He began his career as a school teacher, teaching for 10 years before becoming an education consultant.

Along the way he has accrued a couple of masters degrees, then completed his doctorate in Education, with a focus on Aboriginal Pedagogies.

A book shelf with a wide variety of books.

Yunkaporta has taken an interdisciplinary approach to his career in research, working across areas of education; ethics; digital communications; health and medicine; land management; astronomy; chemistry; Indigenous Knowledge and cognitive psychology.

Entangled rather than separated from his research career, Yunkaporta also takes on roles such as Indigenous thinker and community member, maker (of traditional wood carvings), art critic, poet and family man.

Sand Talk is a melding of these influences; a natural release of the combination of this professional and personal life, poured out on the page.

But don’t assume that what’s offered is a closed, idiosyncratic or personal viewpoint.

By employing the ‘us-two’ pronoun throughout the text, Yunkaporta asks the reader to emotionally connect with not just the text but to the author through the text.

It’s a connection that links back to the oral form that the text itself originated from.

A way of passing on the inherent orality of the knowledge conveyed in the book, bringing “print based and oral culture knowledge together in interesting ways,” says Yunkaporta.

“One of the whole premises of the book is that the knowledge is co-created with the reader. That we’re forming a kinship pair. So the idea is that they take it and grow it from there.”
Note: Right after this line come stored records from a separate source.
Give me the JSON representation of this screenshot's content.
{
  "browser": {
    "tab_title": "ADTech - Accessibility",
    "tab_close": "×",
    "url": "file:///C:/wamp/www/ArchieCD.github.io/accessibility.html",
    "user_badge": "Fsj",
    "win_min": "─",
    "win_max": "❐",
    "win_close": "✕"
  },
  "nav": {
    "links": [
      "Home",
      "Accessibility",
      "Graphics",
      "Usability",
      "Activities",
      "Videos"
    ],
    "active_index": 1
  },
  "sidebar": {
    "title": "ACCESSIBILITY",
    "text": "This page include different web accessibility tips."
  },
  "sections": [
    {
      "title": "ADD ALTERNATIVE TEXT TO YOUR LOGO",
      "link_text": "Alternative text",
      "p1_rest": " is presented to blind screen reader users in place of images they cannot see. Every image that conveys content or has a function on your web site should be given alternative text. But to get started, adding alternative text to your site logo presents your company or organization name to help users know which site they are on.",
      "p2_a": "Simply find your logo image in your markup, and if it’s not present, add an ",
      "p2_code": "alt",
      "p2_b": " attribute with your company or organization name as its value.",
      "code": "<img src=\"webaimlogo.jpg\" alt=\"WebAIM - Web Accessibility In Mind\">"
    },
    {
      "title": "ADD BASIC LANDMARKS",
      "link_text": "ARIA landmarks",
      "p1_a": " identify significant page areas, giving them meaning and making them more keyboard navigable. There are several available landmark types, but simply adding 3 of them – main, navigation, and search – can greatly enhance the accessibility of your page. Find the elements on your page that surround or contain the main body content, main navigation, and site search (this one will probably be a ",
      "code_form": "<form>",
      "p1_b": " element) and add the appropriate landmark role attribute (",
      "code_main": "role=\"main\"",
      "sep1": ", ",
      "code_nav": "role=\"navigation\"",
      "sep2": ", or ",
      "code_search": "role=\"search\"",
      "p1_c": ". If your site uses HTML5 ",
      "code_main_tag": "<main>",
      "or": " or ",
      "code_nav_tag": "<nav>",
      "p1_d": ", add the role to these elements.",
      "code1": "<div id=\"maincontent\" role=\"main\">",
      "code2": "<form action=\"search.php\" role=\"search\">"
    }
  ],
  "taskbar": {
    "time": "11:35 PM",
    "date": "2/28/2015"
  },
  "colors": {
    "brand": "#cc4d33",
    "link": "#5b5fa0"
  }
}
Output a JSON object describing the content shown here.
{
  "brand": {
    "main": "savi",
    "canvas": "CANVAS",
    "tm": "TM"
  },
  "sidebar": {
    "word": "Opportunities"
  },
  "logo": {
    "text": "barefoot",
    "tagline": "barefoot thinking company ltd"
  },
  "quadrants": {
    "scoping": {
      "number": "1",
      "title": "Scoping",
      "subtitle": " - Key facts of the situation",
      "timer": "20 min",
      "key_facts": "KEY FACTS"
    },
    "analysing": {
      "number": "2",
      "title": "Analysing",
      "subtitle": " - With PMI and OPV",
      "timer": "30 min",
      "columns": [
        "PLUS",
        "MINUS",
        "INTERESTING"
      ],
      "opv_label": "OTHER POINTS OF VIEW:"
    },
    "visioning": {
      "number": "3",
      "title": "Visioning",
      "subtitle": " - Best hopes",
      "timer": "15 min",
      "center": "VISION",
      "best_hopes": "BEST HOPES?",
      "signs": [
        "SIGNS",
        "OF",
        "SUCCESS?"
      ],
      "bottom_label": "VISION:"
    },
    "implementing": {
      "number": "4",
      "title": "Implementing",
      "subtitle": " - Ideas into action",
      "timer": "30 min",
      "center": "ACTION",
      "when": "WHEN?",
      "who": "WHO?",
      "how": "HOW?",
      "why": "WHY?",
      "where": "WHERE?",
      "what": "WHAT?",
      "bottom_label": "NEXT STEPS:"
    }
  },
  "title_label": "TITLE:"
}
An individual writing in a notebook while sitting in a park.

It is also symptomatic of the non-linear (for want of a better word) nature of Indigenous culture.

As Yunkaporta says in the book, “What I say will be still be subjective and fragmentary, of course, and five minutes after it is written it will already be out of date – a problem common with all printed texts.

“The real knowledge will keep moving in lands and Peoples, and I’ll move on with it.

“You’ll move on too.”

The hope is that, after reading the book, you move on with a drive to add and expand on the knowledge that has been shared with you.

Tyson Yunkaporta’s book Sand Talk: How Aboriginal Thinking Can Save the World, was released on the 3rd September 2019 through Text Publishing.

Are you a Deakin academic with a passion to share your research? You may be interested in writing for us.

Find out more